## What is expected
Every record below, from first to last, should be copied exactly; leave the pictures out.

----- Data under study

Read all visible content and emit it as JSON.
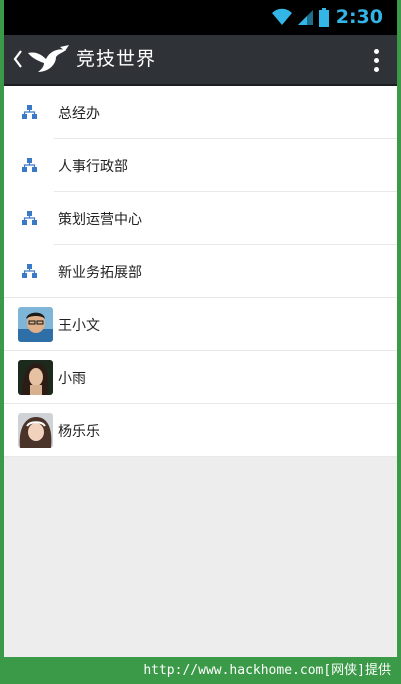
{
  "status_bar": {
    "time": "2:30",
    "icons": [
      "wifi-icon",
      "signal-icon",
      "battery-icon"
    ],
    "accent_color": "#33b5e5"
  },
  "action_bar": {
    "title": "竞技世界",
    "icons": [
      "back-chevron-icon",
      "bird-logo-icon",
      "overflow-menu-icon"
    ],
    "background_color": "#2f3337"
  },
  "departments": [
    {
      "label": "总经办",
      "icon": "org-chart-icon"
    },
    {
      "label": "人事行政部",
      "icon": "org-chart-icon"
    },
    {
      "label": "策划运营中心",
      "icon": "org-chart-icon"
    },
    {
      "label": "新业务拓展部",
      "icon": "org-chart-icon"
    }
  ],
  "contacts": [
    {
      "name": "王小文",
      "avatar": "avatar-photo"
    },
    {
      "name": "小雨",
      "avatar": "avatar-photo"
    },
    {
      "name": "杨乐乐",
      "avatar": "avatar-photo"
    }
  ],
  "watermark": "http://www.hackhome.com[网侠]提供"
}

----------

## Output
Read all visible content and emit it as JSON.
{
  "status_bar": {
    "time": "2:30",
    "icons": [
      "wifi-icon",
      "signal-icon",
      "battery-icon"
    ],
    "accent_color": "#33b5e5"
  },
  "action_bar": {
    "title": "竞技世界",
    "icons": [
      "back-chevron-icon",
      "bird-logo-icon",
      "overflow-menu-icon"
    ],
    "background_color": "#2f3337"
  },
  "departments": [
    {
      "label": "总经办",
      "icon": "org-chart-icon"
    },
    {
      "label": "人事行政部",
      "icon": "org-chart-icon"
    },
    {
      "label": "策划运营中心",
      "icon": "org-chart-icon"
    },
    {
      "label": "新业务拓展部",
      "icon": "org-chart-icon"
    }
  ],
  "contacts": [
    {
      "name": "王小文",
      "avatar": "avatar-photo"
    },
    {
      "name": "小雨",
      "avatar": "avatar-photo"
    },
    {
      "name": "杨乐乐",
      "avatar": "avatar-photo"
    }
  ],
  "watermark": "http://www.hackhome.com[网侠]提供"
}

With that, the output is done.